One of the things that I am involved with in my daily practice is not really new technology but improvement of existing technology. Although a lot of the superficial femoral artery interventions are still done with 6F devices in the US, in Europe, there is a relatively large availability of various 4F compatible devices that are used for this purpose. This allows the interventionist to perform the treatment on an outpatient basis easily and without the use of closure devices. Furthermore, in Europe, we have some stents for below-the-knee interventions that are used I believe in the US only in compassionate cases or off-label use. I think we have an advantage here with respect to the US and device approvals.
What do you see as the biggest obstacles for getting CE Mark approval in Europe?
We have less regulatory issues in Europe than in the US. It is relatively easy to for new products to receive CE Mark approval. The authorization of medical devices is guaranteed by a Declaration of Conformity. This declaration is issued by the manufacturer itself, but for products in class IIb (implantable devices such as stents), it should be backed by a Certificate of Conformity provided by a so-called Notified Body, which is a third party that can certify products on a "for-profit" basis. As a general rule, under the normal conditions of use of the device, the evaluation of the side effects and the acceptability of the risk/benefit ratio must be based on clinical data. The evaluation of these data can either be a critical evaluation of the relevant scientific literature currently available relating to the safety, performance, design characteristics etc., or a clinical evaluation in a limited number of patients (usually fewer than 50) that mainly involves the demonstration of safety, followed by a postmarket surveillance. When you make modifications to existing systems, you need to document the changes made and demonstrate that your manufacturing process is in order and thus continue your CE Mark on the modified device.

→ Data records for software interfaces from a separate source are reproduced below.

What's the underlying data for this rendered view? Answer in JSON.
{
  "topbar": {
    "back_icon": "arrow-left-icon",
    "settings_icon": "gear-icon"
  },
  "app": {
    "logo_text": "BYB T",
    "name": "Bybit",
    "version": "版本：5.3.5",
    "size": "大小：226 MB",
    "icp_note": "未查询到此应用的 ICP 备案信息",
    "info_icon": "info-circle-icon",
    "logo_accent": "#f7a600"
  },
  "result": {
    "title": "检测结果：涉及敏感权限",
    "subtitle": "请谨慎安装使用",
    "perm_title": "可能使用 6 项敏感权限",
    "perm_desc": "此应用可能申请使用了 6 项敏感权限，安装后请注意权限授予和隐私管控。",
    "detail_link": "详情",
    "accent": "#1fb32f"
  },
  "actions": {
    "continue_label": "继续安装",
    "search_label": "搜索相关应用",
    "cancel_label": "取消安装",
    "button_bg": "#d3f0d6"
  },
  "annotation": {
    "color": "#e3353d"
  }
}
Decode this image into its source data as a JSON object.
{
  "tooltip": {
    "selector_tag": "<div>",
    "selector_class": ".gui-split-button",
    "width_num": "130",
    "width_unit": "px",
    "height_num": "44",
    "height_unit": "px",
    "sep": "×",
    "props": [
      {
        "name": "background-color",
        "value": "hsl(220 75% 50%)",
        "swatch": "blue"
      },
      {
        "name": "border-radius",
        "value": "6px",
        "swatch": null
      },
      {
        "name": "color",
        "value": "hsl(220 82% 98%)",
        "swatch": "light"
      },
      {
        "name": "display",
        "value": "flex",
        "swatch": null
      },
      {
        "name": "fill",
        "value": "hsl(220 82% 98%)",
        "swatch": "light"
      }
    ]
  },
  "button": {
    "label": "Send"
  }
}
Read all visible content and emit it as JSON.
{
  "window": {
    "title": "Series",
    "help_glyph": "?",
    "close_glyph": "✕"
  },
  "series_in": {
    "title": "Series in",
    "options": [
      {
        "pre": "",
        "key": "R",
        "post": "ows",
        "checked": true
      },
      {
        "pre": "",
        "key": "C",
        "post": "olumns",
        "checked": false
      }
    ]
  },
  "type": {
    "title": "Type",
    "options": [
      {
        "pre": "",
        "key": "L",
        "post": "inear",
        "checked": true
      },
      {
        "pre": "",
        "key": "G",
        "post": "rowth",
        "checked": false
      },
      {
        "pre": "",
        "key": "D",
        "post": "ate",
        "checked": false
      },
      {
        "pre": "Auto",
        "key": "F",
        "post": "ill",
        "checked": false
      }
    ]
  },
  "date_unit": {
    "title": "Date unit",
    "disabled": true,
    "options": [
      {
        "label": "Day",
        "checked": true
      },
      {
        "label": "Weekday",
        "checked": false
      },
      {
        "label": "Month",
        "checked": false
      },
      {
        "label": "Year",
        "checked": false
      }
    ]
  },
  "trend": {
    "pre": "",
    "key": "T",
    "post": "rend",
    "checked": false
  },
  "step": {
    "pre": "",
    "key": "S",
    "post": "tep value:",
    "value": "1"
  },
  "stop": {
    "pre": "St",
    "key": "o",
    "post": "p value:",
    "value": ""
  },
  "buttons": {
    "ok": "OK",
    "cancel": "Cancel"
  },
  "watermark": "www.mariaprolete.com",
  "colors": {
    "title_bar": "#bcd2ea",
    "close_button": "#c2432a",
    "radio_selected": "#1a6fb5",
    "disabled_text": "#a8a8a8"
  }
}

The major obstacle from a practical point of view is that you have to demonstrate safety in a limited number of patients, and once the device is approved, you can market it. It is not a big step to make—you just have to find the patients. For some devices, it is possible to obtain CE Mark completely on paper when you can demonstrate good manufacturer practice. In addition, at exhibitions, there are no obstacles to the showing of devices that do not conform to the CE Mark, provided that it is clearly indicated that the device cannot be marketed or put into service. There is a huge difference between the two continents in this respect, although I think both systems have their advantages and disadvantages. In Europe, there is the risk that devices are approved too quickly; on the other hand, in the US, patients are withheld from receiving therapies that are well established. An example of the latter is angioplasty and stenting for iliac disease, in which only few devices using old technology are approved.
What is the current focus of your research?
We recently completed the modernization of our angiosuite, and we now have access to flat-panel technology, including three-dimensional rotational angiography and XperCT (Philips Medical Systems, Best, The Netherlands). Current interest is focused on some very basic aspects of working with flat-panel detectors. Given the higher sensitivity of the new detectors, it is likely that the amount of contrast that we use during procedures can be reduced either by diluting the contrast or just by giving a smaller volume of contrast. This is especially important in patients who are at the edge of renal insufficiency, a problem we are facing more and more with the increasing age of our patient population. We are working on trying to find out how to optimize this on a scientific basis. Furthermore, I still have my interests in three-dimensional rotational angiography and its application in peripheral vascular interventions, endoleak detection, and treatment of the superficial femoral artery and the below-the-knee area. I am involved in several studies in this area.